In October 1942, Schreiber attended the conference, where the results of human experiments at Dachau were presented. In May 1943, he headed the third session of the advisory specialists of the Armed Forces. This led to a confrontation because of the experiments with typhus on concentration camp prisoners. In applying the Ipsenschen murine typhus vaccine Dr Rose was in 1943 commissioned to inquire with the Hygiene Institute of the Waffen-SS, whether in the Buchenwald concentration camp one could one test the vaccine on prisoners. In September 1943, Schreiber accepted the position of the commander of the Training Division C of the Military Medical Academy. In 1944, Dr Schreiber conferred with Dr. Karl Brandt, the attorney for health care, scientific advisory board.[1]

In 1945, he was taken prisoner of war by the Red Army in Berlin and taken to the Soviet Union. On 26 August 1946 Schreiber gave evidence at the Nuremberg Trials in support of the Soviet Chief Prosecutor, Roman Rudenko. A recording of his testimony at the trial can be found at the online archive of the Imperial War Museum.[2] The transcript became part of Nuremberg proceedings against German major war criminals.[1]

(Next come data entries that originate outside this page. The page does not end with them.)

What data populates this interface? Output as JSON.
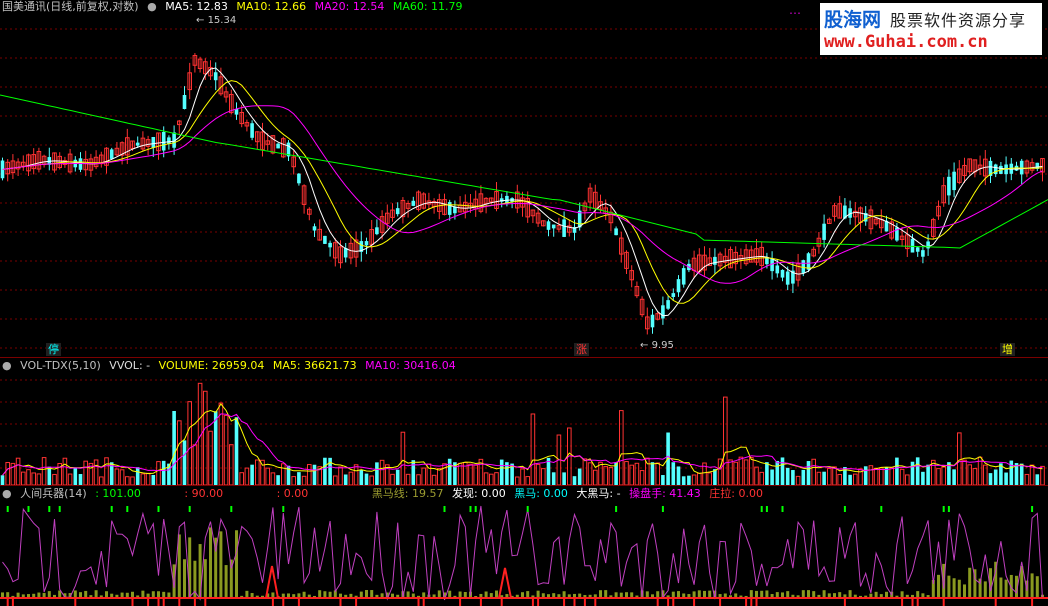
{
  "price_panel": {
    "title": "国美通讯(日线,前复权,对数)",
    "ma": [
      {
        "label": "MA5: 12.83",
        "color": "#ffffff"
      },
      {
        "label": "MA10: 12.66",
        "color": "#ffff00"
      },
      {
        "label": "MA20: 12.54",
        "color": "#ff00ff"
      },
      {
        "label": "MA60: 11.79",
        "color": "#00ff00"
      }
    ],
    "high_label": "15.34",
    "low_label": "9.95",
    "badges": [
      "停",
      "涨",
      "增"
    ],
    "dots": "⋯"
  },
  "volume_panel": {
    "title": "VOL-TDX(5,10)",
    "vvol": "VVOL: -",
    "volume": "VOLUME: 26959.04",
    "ma5": "MA5: 36621.73",
    "ma10": "MA10: 30416.04"
  },
  "indicator_panel": {
    "title": "人间兵器(14)",
    "v1": ": 101.00",
    "v2": ": 90.00",
    "v3": ": 0.00",
    "hm_line": "黑马线: 19.57",
    "discover": "发现: 0.00",
    "dark_horse": "黑马: 0.00",
    "big_dark_horse": "大黑马: -",
    "operator": "操盘手: 41.43",
    "pull": "庄拉: 0.00"
  },
  "logo": {
    "name": "股海网",
    "slogan": "股票软件资源分享",
    "url": "www.Guhai.com.cn"
  },
  "colors": {
    "up": "#ff3232",
    "down": "#54ffff",
    "ma5": "#ffffff",
    "ma10": "#ffff00",
    "ma20": "#ff00ff",
    "ma60": "#00ff00",
    "grid": "#7a0000"
  }
}
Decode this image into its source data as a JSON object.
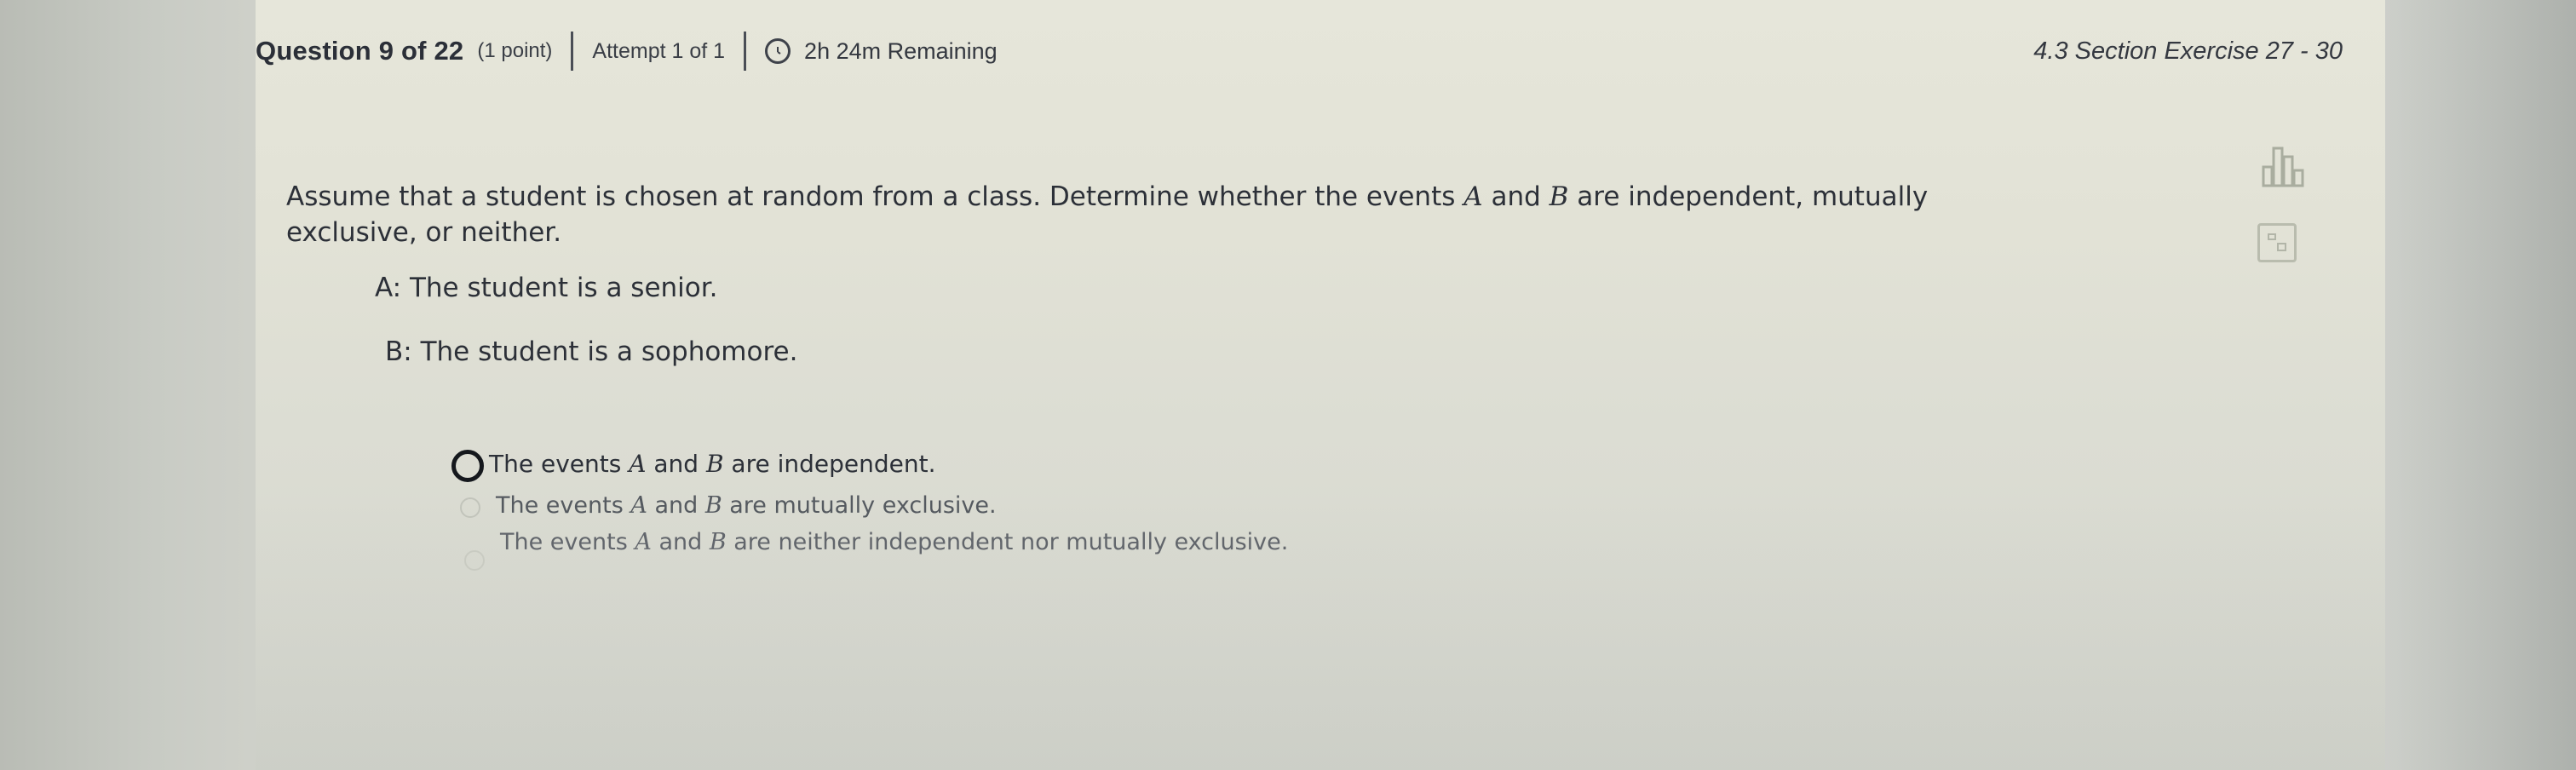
{
  "header": {
    "question_label": "Question 9 of 22",
    "points": "(1 point)",
    "attempt": "Attempt 1 of 1",
    "time_remaining": "2h 24m Remaining",
    "section": "4.3 Section Exercise 27 - 30"
  },
  "question": {
    "text_part1": "Assume that a student is chosen at random from a class. Determine whether the events ",
    "var_a": "A",
    "text_and": " and ",
    "var_b": "B",
    "text_part2": " are independent, mutually",
    "text_line2": "exclusive, or neither.",
    "event_a": "A: The student is a senior.",
    "event_b": "B: The student is a sophomore."
  },
  "options": [
    {
      "pre": "The events ",
      "a": "A",
      "mid": " and ",
      "b": "B",
      "post": " are independent.",
      "selected": false
    },
    {
      "pre": "The events ",
      "a": "A",
      "mid": " and ",
      "b": "B",
      "post": " are mutually exclusive.",
      "selected": false
    },
    {
      "pre": "The events ",
      "a": "A",
      "mid": " and ",
      "b": "B",
      "post": " are neither independent nor mutually exclusive.",
      "selected": false
    }
  ],
  "icons": {
    "clock": "clock-icon",
    "chart": "bar-chart-icon",
    "calculator": "calculator-icon"
  },
  "colors": {
    "text": "#2c3038",
    "panel": "#e3e3d7",
    "radio_border": "#15181d"
  }
}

The Soviets intended him to assume the position of Chief Medical Officer in the newly formed East German Police Force, the Volkspolizei. On 17 October 1948 he fled the Soviet Occupation Zone. After presenting himself to the Allied military authorities in West Berlin, who interrogated him, Schreiber was hired to work with the Counter Intelligence Corps. In her book Secret Agenda, Linda Hunt reveals that Schreiber was employed at Camp King, a large POW interrogation center in Oberursel, Germany.[3]

Emigration[edit]

He arrived in New York on Sep 17, 1951 on the USNS General Maurice Rose, (T-Ap216) with his wife Olga Conrad Schreiber, his son Paul-Gerhard Schreiber, and mother in-law Marie Conrad. The manifest of the ship does not list travel documents for them, but declares them to be "Paper Clips".[4]

Schreiber was subsequently taken to the United States as part of Operation Paperclip. On 7 October 1951 the New York Times reported that he was working at the Air Force School of Medicine at Randolph Air Force Base in Texas.

When journalist Drew Pearson publicized Schreiber's Nuremberg evidence in 1952, which showed he had assigned doctors to experiment on concentration camp prisoners and had made funds available for such experimentation, the negative publicity led the Joint Intelligence Objectives Agency to arrange "a visa and a job for Schreiber in Argentina, where his daughter Elisabeth was living." On 22 May 1952 he was flown to Buenos Aires.

In Argentina, he worked at an epidemiological laboratory. Some accounts suggest he subsequently moved to Paraguay and West Germany, while another claims he died in Italy in 1952.[5]

According to a family post at ancestry.com, he died on 5 September 1970 in San Carlos de Bariloche, Río Negro, Argentina.[6]

References[edit]